We will focus now on the computational power of the Lambda Calculus. We will show that the Lambda Calculus is computationally complete, in the sense that it is able to express all computable functions.

As a definition of computable function, we will use the system of "Recursive Functions" defined by Gödel in 1931.

## Recursive Functions

The recursive functions are defined by using a few basic functions (also called initial functions or elementary functions) and a few rules for defining new functions from the already defined ones.

### Initial functions

• Zero: Z(n) = 0
• Successor: S(n) = n+1
• Projection: Upi(n1,...,np) = ni

### Rules for defining new functions

#### Composition

Given f : Nk -> N and g1,...,gk : Nh -> N, the function f o (g1,...,gk) : Nh -> N (composition of f and g1,...,gk) is the function defined as
(f o (g1,...,gk)) (n1,...,nh) = f(g1(n1,...,nh),..., gk(n1,...,nh))
Example: the function f(n) = n + 2 can be defined as the composition of the successor function with itself, namely f = S o S.

#### Primitive recursion

Given g : Nk -> N and h : Nk+2 -> N, the function f : Nk+1 -> N is defined by primitive recursion from g and h if the following equalities hold:
f(0,n1,...,nk) = g(n1,...,nk)
f(n+1,n1,...,nk) = h(n, f(n,n1,...,nk), n1,...,nk)
Examples:
1. The function plus(n,m) = n + m can be defined by primitive recursion from g = U11 and h = S o U32.
2. The function times(n,m) = n * m can be defined by primitive recursion from g = Z and h = plus o (U33, U32).

#### Minimalization

Given g : Nk+1 -> N, the function f : Nk -> N is defined by minimalization from g if the following holds:
f(n1,...,nk) = mu n. (g(n,n1,...,nk) = 0)
where mu is the minimalization operator: mu n. P(n) returns the least natural number n such that P(n) holds.
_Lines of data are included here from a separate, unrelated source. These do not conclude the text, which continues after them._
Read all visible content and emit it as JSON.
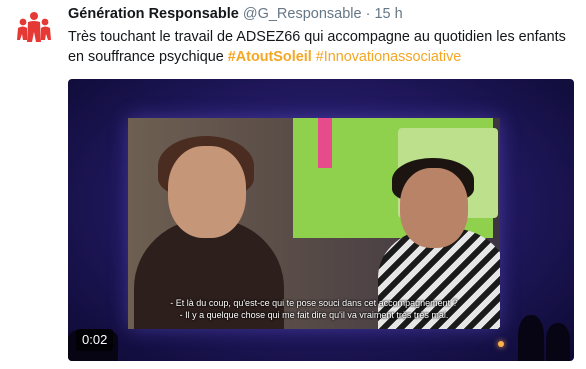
{
  "tweet": {
    "display_name": "Génération Responsable",
    "handle": "@G_Responsable",
    "separator": "·",
    "time": "15 h",
    "text_main": "Très touchant le travail de ADSEZ66 qui accompagne au quotidien les enfants en souffrance psychique ",
    "hashtag_1": "#AtoutSoleil",
    "hashtag_2": "#Innovationassociative"
  },
  "video": {
    "subtitle_line_1": "- Et là du coup, qu'est-ce qui te pose souci dans cet accompagnement ?",
    "subtitle_line_2": "- Il y a quelque chose qui me fait dire qu'il va vraiment très très mal.",
    "time_display": "0:02"
  },
  "colors": {
    "hashtag": "#f5a623",
    "brand": "#e53935",
    "muted": "#657786"
  },
  "icons": {
    "avatar": "generation-responsable-logo"
  }
}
If such n does not exists, then the result is undefined.

Note that f could be computed by general iteration, i.e. using a while loop of the form

n := 0; while (g(n,n1,...,nk) <> 0) do n := n+1;

Example: Consider the function log2 n = k, where k is the number, if it exists, such that 2k = n (the result is undefined otherwise). Then log2 can be defined by minimalization from the function g(k,n) = | 2k - n |, where | m | represents the absolute value of m.

Definition The set of Recursive Functions is the smallest set which contains the initial functions and is closed w.r.t. composition, primitive recursion, and minimalization.

If we exclude minimalization from this construction, we get the set of Primitive Recursive Fuctions, which are all total. Minimalization is the only operator which introduces non-termination, i.e. partiality.